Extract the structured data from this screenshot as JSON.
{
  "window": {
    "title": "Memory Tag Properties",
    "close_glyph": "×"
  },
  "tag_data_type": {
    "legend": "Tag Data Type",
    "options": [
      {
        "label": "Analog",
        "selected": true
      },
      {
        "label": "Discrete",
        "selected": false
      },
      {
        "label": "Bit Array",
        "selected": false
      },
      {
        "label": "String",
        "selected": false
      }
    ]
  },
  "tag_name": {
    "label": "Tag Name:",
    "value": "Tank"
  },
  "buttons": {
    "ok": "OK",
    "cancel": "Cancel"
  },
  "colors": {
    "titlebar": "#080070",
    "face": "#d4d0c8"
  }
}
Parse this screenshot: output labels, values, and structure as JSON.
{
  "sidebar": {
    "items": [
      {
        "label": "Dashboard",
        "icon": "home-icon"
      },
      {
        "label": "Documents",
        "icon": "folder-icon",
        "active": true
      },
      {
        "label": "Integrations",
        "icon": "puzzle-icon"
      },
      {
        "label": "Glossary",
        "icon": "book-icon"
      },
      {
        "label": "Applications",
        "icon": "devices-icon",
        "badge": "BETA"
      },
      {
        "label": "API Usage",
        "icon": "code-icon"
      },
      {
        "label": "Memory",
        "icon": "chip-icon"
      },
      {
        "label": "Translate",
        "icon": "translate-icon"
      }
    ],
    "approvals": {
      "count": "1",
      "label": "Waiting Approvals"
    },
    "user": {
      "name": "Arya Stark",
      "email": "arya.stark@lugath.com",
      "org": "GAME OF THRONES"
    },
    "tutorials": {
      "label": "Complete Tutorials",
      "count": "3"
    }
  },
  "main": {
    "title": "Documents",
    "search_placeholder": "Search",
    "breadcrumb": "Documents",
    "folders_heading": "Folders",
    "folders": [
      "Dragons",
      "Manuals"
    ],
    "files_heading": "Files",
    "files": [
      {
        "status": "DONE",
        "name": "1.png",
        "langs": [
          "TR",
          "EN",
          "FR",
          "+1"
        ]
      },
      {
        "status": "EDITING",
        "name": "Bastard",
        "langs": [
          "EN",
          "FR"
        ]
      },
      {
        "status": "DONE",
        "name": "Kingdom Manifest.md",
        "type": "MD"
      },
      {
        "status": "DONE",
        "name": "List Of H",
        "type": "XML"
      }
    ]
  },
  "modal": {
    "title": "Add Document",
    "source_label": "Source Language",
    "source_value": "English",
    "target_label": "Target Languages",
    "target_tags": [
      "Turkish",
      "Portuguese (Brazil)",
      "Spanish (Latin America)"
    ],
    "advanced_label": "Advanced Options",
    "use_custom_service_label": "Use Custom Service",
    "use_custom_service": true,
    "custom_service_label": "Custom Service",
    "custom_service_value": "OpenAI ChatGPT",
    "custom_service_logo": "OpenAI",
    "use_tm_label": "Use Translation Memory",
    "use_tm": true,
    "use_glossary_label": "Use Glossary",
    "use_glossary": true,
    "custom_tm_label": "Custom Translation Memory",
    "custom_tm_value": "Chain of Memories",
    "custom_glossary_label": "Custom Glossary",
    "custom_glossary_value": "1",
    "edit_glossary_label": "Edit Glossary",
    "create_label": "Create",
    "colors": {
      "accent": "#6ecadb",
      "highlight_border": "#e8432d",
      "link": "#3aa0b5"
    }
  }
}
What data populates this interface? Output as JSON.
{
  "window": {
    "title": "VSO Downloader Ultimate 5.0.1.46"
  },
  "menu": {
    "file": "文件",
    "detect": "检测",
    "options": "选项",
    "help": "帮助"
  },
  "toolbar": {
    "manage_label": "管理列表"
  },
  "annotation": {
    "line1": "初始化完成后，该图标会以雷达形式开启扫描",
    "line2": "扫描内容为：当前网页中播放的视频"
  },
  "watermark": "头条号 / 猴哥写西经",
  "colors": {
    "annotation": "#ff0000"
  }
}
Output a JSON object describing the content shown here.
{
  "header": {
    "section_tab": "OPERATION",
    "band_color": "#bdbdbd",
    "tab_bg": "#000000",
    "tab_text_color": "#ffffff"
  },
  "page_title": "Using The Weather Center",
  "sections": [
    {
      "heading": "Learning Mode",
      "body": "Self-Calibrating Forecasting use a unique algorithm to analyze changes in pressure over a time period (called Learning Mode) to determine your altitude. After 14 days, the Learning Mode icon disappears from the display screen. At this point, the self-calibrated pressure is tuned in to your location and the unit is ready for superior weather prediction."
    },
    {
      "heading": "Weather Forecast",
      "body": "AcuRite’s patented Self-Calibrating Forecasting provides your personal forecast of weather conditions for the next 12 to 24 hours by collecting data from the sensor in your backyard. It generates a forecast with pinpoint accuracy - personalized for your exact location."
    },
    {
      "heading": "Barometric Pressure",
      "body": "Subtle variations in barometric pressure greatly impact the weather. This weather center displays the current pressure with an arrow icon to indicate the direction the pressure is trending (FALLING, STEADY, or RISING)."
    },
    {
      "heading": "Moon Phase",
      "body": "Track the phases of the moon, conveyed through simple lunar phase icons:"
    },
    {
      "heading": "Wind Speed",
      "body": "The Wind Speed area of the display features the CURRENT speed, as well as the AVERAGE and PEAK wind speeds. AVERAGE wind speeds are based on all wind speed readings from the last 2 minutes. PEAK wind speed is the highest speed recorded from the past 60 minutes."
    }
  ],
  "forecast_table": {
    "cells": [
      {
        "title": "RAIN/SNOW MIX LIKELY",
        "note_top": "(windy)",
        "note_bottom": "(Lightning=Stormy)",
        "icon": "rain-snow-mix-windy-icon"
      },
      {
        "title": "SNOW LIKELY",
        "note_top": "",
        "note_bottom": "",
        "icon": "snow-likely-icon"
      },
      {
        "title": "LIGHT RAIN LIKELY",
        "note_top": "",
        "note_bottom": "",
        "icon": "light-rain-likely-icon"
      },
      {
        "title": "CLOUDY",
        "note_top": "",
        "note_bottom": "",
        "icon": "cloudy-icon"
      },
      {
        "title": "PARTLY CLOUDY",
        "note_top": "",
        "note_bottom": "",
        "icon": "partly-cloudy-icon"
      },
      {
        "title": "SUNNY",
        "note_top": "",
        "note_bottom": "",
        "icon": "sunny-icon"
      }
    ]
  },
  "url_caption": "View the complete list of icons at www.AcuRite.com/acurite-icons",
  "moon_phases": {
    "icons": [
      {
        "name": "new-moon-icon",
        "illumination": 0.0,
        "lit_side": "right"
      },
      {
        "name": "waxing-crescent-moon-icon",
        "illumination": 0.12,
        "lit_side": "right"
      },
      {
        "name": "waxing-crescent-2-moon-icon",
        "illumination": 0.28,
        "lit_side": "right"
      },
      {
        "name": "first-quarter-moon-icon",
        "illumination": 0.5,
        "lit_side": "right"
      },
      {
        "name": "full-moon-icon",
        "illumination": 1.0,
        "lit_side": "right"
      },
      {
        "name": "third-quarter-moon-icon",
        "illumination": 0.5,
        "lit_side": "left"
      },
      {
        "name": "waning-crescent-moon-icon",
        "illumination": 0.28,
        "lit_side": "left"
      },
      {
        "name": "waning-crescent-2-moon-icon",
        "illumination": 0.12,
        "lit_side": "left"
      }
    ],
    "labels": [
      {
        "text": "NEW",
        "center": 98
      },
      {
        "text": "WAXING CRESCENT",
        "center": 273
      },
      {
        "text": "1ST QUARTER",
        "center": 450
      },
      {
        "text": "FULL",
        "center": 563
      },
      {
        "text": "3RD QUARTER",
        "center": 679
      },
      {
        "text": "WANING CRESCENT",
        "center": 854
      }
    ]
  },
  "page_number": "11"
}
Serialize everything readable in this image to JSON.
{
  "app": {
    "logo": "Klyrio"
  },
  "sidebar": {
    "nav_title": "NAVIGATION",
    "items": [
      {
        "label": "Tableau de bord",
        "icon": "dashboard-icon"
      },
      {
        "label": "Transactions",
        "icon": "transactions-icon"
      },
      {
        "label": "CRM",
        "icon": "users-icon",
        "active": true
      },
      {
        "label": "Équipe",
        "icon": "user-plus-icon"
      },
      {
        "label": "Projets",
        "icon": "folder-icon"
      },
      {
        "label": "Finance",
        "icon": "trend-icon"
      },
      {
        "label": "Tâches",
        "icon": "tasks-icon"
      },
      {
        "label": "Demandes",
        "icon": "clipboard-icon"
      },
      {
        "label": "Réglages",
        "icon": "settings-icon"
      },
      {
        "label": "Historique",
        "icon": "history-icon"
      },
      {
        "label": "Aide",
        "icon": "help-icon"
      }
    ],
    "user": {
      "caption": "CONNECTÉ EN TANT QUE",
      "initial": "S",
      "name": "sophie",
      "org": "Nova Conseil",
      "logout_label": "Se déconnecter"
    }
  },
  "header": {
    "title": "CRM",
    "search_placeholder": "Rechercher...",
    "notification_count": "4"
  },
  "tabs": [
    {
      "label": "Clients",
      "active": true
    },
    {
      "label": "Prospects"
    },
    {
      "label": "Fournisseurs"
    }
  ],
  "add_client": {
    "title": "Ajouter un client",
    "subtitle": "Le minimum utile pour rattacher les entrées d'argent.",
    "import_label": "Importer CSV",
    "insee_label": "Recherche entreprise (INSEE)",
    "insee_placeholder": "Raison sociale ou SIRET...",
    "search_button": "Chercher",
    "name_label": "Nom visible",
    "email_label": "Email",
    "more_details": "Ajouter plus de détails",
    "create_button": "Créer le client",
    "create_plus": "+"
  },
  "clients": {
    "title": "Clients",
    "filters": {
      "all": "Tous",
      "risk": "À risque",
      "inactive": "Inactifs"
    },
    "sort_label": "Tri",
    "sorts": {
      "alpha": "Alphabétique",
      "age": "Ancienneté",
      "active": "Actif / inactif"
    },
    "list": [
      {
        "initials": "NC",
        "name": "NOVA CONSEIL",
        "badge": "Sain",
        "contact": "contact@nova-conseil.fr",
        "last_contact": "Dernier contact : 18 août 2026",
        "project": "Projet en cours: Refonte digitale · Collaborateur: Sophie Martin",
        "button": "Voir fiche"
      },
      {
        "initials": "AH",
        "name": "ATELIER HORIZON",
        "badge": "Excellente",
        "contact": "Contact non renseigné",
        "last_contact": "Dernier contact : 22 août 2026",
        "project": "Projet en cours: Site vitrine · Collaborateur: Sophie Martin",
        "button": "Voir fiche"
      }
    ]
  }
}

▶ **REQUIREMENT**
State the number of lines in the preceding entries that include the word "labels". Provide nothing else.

▶ **EXERCISE SOLUTION**
2